On the third day of the Fide world championship semi-finals in Sanghi Nagar, India, yesterday, Gata Kamsky became the first player to win a game. Valery Salov resigned to him at move 70 of the resumed opening game of their match. The second game had already ended in an uneventful draw, leaving Kamsky ahead by 11/2-1/2.

Kamsky's father, Rustam - whose little contretemps with Nigel Short made the headlines in a PCA qualifying match last year - has already made his mark by sending home Gata's second, Alexander Shabalov, after another squabble.

In the other match, Boris Gelfand and Anatoly Karpov are level at 1-1 after two draws. The spirited nature of the play may be judged from the fact that both games ended in perpetual check.

The first game suggests that Karpov's Caro-Kann will be severely tested over the next two weeks. Playing the system that Nigel Short used with success against Karpov two years ago, Gelfand met a prepared response in 6...cxd4 and 7...Ne7.

Black's idea is that after 8...Nbc6 9.Nxf5 Nxf5 his game develops without problems. Gelfand's 9.Bb5! was the correct response, giving up White's bishop instead of taking Black's. After 11.c4! Black's position was looking cramped.

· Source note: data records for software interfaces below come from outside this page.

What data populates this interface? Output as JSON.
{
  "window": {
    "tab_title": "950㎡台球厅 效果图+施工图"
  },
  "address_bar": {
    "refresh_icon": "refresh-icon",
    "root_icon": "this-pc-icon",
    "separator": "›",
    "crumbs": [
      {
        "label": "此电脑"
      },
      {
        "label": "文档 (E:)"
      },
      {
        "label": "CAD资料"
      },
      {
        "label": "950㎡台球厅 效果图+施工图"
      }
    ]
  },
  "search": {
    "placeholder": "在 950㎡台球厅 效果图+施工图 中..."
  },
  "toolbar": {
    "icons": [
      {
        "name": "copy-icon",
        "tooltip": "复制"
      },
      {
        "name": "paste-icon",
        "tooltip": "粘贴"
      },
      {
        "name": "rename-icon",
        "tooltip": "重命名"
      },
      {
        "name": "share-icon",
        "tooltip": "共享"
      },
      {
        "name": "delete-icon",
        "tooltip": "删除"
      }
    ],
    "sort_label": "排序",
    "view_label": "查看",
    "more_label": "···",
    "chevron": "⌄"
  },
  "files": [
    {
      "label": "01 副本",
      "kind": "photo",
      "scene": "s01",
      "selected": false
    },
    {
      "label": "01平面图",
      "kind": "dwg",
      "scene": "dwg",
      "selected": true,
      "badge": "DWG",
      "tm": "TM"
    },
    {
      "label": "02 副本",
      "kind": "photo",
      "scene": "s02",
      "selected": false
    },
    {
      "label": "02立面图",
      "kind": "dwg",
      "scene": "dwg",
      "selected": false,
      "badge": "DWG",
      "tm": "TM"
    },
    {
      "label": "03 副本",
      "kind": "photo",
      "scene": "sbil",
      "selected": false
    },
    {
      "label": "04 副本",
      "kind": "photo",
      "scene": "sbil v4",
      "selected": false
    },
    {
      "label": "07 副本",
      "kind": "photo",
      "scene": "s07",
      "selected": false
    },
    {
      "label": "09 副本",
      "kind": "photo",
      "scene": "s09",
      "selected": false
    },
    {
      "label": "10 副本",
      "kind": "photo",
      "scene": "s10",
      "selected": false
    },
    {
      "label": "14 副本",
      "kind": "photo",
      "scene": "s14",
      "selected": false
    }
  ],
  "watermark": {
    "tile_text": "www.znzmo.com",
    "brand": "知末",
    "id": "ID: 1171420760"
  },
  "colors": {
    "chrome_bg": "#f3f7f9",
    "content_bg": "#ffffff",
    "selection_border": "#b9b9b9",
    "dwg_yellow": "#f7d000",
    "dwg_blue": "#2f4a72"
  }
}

Karpov solved his problems imaginatively with the ugly looking 12...dxc4! freeing d5 for his knight. His 16...c5 precipitated a crisis by forcing Gelfand to sacrifice a piece.

At that stage, both players must have seen clearly to the end of the game. 19.e6! breaks open Black's defences and 22.Bc3! lures the knight offside. Black must take the draw since 23...Ke7 24.Rfe1+ Kd6 25.bxc3 leaves his king at the mercy of White's queen and rooks.

White: B. Gelfand Black: A. Karpov 1 e4 c6 14 Nxf5 exf5

2 d4 d5 15 Bd4 Rd8

3 e5 Bf5 16 Qf3 c5

4 Nf3 e6 17 Nxc5 Qb5

5 Be2 c5 18 a4 Qb4

6 Be3 cxd4 19 e6 Bxc5

7 Nxd4 Ne7 20 Bxg7 Rg8

8 0-0 Nbc6 21 exf7+ Kxf7

9 Bb5 a6 22 Bc3 Nxc3

10 Bxc6+ bxc6 23 Qxf5+ Kg7

11 c4 Qd7 24 Qg5+ Kf7

12 Nc3 dxc4 25 Qf5+ Kg7

13 Na4 Nd5 26 Qg5+ draw